  10. Alain-vonck_ruins_it's_nice_that_list

    Whether it’s glitchy internet art, streamlined design and art direction or bespoke typefaces, Alain Vonck has been building a strong portfolio since graduating from Paris’ ESAG Penninghen in 2012. Concentrating on visual identity as well as editorial and web design that communicates a passion for pattern, Alain confidently moves between a variety of commercial and self-directed projects. Whether a book and net archive inspired by early web designs and 90s digital culture, ilIustrations for the daily French newspaper founded by Jean-Paul Sartre and Serge July, Libération, or super minimal art direction for a digital magazine, the Parisian designer has proven his approach is both contemporary and versatile.

    The pixelated, retro-tech visual language of many of his self-initiated projects has taken cues from GIF revival and the unrefined aesthetic of the internet’s early days, carving him a niche as something of a digital archeologist. Further illustrating his creative range, one of Alain’s most recent commissions marked a departure into new stylistic territory with a bright book of over 250 block-coloured illustrations vaguely reminiscent of Matisse cut-outs for Franco-Lebanese publishing house Tamyras.

  11. Alex-horne-do-it-poster-its-nice-that-list

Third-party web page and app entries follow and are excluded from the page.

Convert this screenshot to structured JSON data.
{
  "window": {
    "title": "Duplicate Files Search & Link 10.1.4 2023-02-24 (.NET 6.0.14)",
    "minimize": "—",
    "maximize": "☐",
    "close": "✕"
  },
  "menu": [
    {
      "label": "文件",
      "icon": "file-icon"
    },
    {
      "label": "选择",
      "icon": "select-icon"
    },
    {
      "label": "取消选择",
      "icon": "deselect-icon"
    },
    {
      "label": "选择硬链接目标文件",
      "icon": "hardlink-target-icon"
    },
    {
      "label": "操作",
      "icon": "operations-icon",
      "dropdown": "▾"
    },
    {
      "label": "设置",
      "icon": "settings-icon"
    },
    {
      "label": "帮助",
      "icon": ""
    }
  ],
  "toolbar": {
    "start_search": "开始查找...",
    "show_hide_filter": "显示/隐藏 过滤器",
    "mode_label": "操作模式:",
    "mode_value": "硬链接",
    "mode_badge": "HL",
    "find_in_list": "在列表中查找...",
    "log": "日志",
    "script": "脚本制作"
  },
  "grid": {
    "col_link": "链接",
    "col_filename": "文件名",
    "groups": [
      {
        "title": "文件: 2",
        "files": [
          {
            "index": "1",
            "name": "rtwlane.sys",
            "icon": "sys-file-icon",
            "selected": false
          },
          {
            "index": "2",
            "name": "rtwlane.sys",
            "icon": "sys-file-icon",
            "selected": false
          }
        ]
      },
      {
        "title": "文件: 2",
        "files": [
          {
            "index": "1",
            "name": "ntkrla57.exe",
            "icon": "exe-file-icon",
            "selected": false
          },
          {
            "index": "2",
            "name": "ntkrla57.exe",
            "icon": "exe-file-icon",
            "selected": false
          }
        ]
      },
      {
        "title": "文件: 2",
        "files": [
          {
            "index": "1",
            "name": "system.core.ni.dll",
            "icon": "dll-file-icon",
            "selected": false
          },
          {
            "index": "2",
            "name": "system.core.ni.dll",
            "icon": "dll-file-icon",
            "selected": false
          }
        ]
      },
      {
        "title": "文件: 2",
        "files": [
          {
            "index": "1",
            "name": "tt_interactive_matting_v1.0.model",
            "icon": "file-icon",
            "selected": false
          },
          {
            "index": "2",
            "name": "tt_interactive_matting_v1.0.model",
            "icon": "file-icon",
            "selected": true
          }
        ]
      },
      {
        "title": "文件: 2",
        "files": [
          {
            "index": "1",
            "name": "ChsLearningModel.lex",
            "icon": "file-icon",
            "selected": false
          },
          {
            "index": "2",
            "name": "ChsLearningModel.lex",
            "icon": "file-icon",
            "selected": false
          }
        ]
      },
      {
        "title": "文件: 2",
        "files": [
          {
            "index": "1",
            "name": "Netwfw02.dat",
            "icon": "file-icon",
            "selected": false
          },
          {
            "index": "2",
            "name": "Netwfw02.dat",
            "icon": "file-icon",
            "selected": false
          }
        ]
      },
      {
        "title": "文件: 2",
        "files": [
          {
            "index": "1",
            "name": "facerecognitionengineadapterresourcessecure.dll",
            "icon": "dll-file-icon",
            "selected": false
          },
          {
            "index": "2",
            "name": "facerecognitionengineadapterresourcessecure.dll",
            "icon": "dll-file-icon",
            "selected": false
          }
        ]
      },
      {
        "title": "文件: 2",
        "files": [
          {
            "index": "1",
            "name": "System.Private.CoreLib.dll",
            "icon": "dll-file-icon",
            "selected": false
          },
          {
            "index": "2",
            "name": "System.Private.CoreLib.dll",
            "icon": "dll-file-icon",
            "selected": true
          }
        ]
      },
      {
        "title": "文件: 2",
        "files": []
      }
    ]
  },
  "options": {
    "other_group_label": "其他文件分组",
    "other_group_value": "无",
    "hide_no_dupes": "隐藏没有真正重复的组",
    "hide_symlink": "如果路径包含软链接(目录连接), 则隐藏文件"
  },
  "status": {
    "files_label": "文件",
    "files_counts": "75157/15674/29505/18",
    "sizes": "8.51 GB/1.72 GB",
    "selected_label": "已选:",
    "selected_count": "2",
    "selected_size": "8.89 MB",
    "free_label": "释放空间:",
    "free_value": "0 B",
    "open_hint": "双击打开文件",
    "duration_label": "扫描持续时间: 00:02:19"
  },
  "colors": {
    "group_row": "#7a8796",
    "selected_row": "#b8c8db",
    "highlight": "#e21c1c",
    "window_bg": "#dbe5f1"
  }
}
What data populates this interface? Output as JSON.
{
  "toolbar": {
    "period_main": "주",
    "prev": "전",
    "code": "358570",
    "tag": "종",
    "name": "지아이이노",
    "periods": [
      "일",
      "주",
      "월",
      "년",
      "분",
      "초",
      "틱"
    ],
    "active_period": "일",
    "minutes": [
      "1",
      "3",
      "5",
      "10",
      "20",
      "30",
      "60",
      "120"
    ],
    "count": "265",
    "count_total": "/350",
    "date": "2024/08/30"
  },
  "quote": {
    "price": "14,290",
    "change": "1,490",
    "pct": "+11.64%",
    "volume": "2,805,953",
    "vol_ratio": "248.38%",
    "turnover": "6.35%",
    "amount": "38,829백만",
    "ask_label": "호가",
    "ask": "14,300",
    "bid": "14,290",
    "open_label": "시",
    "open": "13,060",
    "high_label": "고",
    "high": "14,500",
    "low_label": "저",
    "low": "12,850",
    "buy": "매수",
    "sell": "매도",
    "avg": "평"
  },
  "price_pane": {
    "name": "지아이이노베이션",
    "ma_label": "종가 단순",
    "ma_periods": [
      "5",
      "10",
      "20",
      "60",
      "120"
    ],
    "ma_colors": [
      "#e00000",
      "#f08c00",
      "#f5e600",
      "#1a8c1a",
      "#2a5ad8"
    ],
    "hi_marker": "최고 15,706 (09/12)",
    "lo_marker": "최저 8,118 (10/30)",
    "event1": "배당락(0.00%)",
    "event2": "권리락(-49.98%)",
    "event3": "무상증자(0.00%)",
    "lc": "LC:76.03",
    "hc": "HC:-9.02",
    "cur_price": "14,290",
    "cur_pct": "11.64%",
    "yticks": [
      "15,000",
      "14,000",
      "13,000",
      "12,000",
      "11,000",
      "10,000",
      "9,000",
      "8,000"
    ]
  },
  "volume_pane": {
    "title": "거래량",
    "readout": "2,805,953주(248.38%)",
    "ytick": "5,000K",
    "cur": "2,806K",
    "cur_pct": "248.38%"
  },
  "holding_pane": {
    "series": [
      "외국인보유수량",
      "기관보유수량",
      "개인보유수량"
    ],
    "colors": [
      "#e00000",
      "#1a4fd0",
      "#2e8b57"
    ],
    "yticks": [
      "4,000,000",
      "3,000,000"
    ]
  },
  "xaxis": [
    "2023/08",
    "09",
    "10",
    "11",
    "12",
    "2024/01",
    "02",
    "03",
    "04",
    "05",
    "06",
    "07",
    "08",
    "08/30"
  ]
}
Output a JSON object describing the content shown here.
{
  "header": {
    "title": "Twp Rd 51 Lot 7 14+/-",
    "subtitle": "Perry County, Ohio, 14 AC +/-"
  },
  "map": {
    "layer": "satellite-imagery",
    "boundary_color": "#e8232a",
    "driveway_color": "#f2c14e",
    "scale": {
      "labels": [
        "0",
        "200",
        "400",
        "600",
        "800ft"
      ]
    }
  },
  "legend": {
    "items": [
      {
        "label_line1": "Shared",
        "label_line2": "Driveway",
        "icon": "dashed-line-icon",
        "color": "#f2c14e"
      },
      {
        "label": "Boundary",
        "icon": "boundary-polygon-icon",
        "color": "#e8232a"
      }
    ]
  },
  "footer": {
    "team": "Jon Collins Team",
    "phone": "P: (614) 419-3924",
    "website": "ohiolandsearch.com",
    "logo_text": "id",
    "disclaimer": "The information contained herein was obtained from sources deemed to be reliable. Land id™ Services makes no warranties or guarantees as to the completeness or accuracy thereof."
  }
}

    As the likes of Haw-Lin and Tom Darracott have proved in recent years, club posters are no longer the all-caps, bright yellow, shouty things on lampposts they used to be. Well sometimes they are, and there’s something quite charming in that (UK GARAGE SENSATION in Surbiton, anyone?), but there’s certainly a finessed approach to many of the posters now, as Alex Horne proves. The designer, who also founded label Fine Grains Records, hails from Aberdeen but now lives in London, working with clients including The Financial Times, The Vinyl Factory and Vice. Today though we’re looking at some great music posters, namely those for AV collective Do It! and Oslo-based club night promoter The Drop, which Alex runs alongside Norwegian record label boss and musician Andre Ishak. Throughout the work there’s a leaning towards Bauhaus-esque typography and clean, graphic shapes, with crisp layouts proving once again that the marriage of graphic design and electronic music is one made in heaven. Or in this case, in Aberdeen, London and Oslo.

  12. Arthurfoliard-mood-itsnicethat-list

    Arthur Foliard has some impressive design experience on his CV – Pentagram, Landor and Moving Brands – and he’s been honoured by both ADC and the Cannes Lions. Not bad for a 25-year-old, but this London-based Frenchman has a portfolio of work that makes sense of these accolades.

  13. Mirko-borsche-itsnicethat-list-2

    Is there no end to Bureau Mirko Borsche’s brilliance? Having already produced season after season’s worth of printed collateral for long-term client the Bayerische Staatsoper, Mirko’s eponymous studio has just released its newest collection of work for the theatre. Spanning a series of events entitled Die Unmögliche Enzyklopädie, plus posters for the house orchestra Bayerisches Staatsorcheter and premiere posters too, the newest selection might even be the most diverse to date.